A big finish here – and he’s still got Carnoustie, the toughest of the three tests to come before the leaderboard really starts to take shape – and the Fifer could join 86th-ranked Knox and McIntyre, who sits 96th, in the top 100. Or even jump above them.

“It’s all just things that are hopefully setting a really good foundation for next year to have a promising year,” added
Hill, who looked very much at home on his top-tour debut when finishing joint-26th in the Aberdeen Asset Management Scottish Open in July and is doing so once again here.

On a day that started nicely
before turning wet from lunchtime onwards, he carded
seven birdies on the Old Course. Before rolling in a ten-footer at the last, the Gleneagles Hotel-attached player almost looked as though he was doing some sort of rain dance but explained afterwards that it was part of his AimPoint process.

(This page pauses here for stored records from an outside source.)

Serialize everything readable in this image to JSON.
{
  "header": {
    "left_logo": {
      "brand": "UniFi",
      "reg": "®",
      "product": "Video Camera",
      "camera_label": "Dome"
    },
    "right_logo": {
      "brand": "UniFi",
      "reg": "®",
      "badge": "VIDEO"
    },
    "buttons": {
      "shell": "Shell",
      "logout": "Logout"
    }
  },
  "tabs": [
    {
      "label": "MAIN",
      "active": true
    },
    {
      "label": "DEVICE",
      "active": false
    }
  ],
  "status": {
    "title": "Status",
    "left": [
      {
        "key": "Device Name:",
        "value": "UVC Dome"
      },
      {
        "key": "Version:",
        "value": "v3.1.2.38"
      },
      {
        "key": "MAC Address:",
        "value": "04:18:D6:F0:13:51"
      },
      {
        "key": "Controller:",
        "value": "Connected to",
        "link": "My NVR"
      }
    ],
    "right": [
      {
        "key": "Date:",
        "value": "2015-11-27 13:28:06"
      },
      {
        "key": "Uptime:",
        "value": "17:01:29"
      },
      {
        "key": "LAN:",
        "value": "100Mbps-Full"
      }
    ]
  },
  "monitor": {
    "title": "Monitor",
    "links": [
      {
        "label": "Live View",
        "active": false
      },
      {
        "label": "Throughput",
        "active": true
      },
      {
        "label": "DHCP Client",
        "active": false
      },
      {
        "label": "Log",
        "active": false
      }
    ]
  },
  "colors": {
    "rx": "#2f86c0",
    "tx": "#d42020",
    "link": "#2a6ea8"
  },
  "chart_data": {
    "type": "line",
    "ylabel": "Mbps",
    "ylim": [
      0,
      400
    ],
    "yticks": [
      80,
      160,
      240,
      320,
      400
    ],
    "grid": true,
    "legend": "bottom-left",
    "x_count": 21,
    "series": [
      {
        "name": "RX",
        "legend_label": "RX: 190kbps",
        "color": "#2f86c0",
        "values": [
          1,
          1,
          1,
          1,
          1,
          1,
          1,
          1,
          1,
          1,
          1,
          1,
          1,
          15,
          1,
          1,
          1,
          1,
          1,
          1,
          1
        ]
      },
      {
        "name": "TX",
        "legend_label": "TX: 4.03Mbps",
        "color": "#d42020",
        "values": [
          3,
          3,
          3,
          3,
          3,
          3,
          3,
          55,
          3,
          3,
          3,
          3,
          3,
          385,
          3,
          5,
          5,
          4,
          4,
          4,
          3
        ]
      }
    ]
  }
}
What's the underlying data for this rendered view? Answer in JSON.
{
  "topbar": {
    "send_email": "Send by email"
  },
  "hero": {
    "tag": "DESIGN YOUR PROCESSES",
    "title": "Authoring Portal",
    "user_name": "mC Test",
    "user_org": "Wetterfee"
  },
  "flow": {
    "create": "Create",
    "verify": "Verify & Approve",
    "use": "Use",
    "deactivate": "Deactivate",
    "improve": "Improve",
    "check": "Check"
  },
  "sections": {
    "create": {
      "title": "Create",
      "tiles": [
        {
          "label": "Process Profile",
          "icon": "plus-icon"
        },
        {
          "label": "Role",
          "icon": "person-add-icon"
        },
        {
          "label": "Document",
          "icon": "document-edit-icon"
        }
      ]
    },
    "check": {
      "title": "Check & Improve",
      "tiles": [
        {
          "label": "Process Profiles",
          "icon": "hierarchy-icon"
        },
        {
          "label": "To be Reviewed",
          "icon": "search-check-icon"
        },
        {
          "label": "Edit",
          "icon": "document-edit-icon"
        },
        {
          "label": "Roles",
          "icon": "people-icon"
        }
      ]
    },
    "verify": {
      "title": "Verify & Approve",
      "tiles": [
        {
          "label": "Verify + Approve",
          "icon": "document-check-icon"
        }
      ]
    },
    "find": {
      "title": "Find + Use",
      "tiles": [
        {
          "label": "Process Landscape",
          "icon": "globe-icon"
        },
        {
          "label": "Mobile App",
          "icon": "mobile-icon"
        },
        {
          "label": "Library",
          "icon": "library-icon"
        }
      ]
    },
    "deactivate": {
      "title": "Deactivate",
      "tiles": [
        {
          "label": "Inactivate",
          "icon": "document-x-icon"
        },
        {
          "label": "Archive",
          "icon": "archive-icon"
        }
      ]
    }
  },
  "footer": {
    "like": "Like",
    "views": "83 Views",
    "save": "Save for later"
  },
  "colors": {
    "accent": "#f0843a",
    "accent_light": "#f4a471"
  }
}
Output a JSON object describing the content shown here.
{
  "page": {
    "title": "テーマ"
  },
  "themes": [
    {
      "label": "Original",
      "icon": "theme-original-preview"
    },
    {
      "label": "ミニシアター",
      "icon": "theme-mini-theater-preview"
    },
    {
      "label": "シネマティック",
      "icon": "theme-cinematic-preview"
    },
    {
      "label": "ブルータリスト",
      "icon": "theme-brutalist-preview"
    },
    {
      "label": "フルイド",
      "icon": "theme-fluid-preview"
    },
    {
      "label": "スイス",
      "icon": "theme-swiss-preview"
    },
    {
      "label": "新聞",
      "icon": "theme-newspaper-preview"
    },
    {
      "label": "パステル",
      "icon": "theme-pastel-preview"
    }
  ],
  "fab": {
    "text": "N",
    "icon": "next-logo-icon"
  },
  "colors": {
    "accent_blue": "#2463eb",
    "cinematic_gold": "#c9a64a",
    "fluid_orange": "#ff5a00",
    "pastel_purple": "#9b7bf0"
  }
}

“When it first came out, a lot of people used it, including Adam Scott, Ian Poulter and Justin Rose,” he said. “I started
maybe a year after it came out and have probably been using it for a good six years. It’s helped me out – I putted really well today, for instance – and I probably won’t stop using it.”

As Englishman Jordan, 
winner of the St Andrews Links Trophy in 2017, shot to the top of the leaderboard with a 64 on the Old Course, Richie
Ramsay and Russell Knox joined Hill in keeping their foot on the pedal after strong starts. Ramsay, the runner-up in this in 2014, carded a 67 at 
St Andrews while Knox signed for a 66 – equalling the best score of the day – at Carnoustie to both sit on 13-under.

World No 4 Justin Rose is also on that mark after storming to the turn in 28 en route to a 64 at Kingsbarns, where second-ranked Rory McIlroy one-putted the first five holes on his way to a 66 for eight-under. They both now head to St Andrews as Hill and Ramsay head for Carnoustie, with Knox tackling Kingsbarns in his third circuit.